Ladino[edit]

Verb[edit]

dever (Latin spelling)

  1. to have to
  2. should
  3. must

Noun[edit]

dever m (Latin spelling)

  1. duty

Old Portuguese[edit]

Etymology[edit]

From Latin dēbēre, present active infinitive of dēbeō (I owe; I must).

Pronunciation[edit]

Verb[edit]

dever

  1. must; to have to

Descendants[edit]


Portuguese[edit]

Etymology[edit]

From Old Portuguese dever, from Latin dēbēre, present active infinitive of dēbeō (owe).

Pronunciation[edit]

Verb[edit]

dever (first-person singular present indicative devo, past participle devido)

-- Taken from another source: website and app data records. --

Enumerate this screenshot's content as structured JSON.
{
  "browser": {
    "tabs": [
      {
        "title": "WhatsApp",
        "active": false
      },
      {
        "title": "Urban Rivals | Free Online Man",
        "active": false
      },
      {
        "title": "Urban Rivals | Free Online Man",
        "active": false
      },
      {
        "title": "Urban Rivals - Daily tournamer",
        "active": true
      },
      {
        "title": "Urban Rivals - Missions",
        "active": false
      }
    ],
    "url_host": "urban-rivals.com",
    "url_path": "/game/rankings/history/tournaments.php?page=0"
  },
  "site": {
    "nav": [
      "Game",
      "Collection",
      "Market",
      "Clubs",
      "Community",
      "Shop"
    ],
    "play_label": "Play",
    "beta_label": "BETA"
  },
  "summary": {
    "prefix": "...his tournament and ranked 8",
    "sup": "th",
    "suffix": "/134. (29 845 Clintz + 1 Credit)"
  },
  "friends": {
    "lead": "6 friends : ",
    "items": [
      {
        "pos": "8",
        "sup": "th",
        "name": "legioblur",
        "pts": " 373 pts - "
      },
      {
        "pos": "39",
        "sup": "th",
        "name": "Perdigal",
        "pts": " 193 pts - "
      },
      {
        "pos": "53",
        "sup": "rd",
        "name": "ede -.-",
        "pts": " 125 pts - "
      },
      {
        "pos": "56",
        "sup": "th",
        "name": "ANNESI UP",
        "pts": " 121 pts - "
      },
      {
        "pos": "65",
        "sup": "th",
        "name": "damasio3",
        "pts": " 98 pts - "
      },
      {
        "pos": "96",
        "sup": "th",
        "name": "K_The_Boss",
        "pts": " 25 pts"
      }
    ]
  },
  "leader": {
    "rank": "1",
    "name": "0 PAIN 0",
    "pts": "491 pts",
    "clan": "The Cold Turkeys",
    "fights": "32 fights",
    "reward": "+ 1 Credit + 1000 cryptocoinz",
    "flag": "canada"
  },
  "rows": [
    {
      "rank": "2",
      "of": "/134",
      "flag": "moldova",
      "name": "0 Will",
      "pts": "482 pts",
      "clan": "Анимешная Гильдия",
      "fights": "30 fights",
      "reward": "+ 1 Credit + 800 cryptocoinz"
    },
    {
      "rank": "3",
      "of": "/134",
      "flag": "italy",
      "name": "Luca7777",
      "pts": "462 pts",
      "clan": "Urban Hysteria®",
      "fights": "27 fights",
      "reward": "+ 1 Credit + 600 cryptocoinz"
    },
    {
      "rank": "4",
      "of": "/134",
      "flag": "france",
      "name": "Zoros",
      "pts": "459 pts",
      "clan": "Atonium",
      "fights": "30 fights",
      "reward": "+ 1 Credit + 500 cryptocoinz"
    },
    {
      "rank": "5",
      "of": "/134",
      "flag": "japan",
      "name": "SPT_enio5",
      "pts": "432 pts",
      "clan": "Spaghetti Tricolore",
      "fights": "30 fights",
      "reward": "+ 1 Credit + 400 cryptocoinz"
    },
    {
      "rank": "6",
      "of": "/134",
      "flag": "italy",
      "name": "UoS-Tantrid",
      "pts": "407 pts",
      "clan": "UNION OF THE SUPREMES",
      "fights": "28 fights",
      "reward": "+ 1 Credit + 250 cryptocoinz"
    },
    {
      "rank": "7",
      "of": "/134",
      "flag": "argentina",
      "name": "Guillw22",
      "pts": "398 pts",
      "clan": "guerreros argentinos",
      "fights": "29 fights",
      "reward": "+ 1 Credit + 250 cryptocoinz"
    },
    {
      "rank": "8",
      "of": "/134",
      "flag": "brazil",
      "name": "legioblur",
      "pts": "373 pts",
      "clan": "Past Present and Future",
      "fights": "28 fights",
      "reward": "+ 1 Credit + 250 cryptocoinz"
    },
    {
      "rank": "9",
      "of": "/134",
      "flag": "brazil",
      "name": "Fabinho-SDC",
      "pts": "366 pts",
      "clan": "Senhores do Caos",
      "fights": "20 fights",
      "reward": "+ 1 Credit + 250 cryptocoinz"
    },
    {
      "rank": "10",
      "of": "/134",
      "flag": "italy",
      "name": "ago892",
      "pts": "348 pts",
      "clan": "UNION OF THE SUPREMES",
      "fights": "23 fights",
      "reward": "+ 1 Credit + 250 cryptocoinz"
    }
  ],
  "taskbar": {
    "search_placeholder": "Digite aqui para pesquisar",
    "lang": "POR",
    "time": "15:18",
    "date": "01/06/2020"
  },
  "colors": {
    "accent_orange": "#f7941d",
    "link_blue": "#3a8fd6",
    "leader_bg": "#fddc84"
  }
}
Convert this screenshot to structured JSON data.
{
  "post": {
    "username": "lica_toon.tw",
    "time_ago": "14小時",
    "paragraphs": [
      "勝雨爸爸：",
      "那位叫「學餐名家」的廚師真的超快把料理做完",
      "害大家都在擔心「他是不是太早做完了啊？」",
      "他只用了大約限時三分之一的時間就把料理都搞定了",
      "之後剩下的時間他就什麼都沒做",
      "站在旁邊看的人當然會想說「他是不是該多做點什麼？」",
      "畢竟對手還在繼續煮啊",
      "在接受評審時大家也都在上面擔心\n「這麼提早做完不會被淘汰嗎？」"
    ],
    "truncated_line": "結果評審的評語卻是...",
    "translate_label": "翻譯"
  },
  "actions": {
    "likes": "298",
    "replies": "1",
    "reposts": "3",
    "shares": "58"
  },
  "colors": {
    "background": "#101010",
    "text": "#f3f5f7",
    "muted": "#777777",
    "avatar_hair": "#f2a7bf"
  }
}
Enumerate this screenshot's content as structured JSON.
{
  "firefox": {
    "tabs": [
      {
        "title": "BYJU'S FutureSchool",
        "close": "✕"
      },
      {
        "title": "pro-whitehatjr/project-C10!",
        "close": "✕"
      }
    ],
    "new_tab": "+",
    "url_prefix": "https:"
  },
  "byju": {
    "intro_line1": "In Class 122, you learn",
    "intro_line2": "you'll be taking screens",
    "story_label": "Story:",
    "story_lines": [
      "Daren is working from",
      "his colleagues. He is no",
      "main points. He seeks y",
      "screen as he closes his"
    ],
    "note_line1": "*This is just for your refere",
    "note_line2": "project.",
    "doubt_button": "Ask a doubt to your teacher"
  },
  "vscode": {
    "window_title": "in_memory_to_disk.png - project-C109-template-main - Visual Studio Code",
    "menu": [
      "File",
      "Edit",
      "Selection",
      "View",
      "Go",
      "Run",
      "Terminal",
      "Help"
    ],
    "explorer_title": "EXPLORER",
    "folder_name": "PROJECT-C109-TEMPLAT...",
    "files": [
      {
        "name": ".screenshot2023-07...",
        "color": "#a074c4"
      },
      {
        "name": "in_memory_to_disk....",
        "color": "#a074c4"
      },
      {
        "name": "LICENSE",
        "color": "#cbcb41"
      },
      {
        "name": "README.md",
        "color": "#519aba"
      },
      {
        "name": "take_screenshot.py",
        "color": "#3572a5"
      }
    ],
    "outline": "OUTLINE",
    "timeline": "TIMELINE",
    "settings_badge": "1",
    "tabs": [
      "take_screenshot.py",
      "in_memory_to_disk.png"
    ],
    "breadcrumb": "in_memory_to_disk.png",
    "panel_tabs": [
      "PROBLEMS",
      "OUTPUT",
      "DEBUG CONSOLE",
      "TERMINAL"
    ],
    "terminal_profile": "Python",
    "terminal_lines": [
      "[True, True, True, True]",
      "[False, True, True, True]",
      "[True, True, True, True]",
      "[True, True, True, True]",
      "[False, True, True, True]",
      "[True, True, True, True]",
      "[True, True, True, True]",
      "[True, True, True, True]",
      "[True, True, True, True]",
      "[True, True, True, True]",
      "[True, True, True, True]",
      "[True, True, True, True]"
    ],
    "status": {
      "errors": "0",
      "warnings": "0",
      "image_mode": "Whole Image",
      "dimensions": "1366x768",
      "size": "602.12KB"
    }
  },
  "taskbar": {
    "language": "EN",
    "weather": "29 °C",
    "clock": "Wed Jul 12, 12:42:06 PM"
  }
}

  1. should (indicates that an action is considered by the speaker to be obligatory)
  2. ought (indicates that the subject of the sentence has some obligation to execute the sentence predicate.)
  3. will likely (indicates that the subject of the sentence is likely to execute the sentence predicate.)
  4. owe (to be in debt.)

Conjugation[edit]

Noun[edit]

dever m (plural deveres)

  1. duty (that which one is morally or legally obligated to do)

Serbo-Croatian[edit]

Alternative forms[edit]

Etymology[edit]

From Proto-Slavic *děverь, from Proto-Indo-European *dayh₂wḗr. Compare Russian деверь (deverʹ).

Pronunciation[edit]

  • IPA(key): /dêver/
  • Hyphenation: de‧ver

Noun[edit]

dȅver m (Cyrillic spelling де̏вер)

  1. brother-in-law (one's husband's brother)

Declension[edit]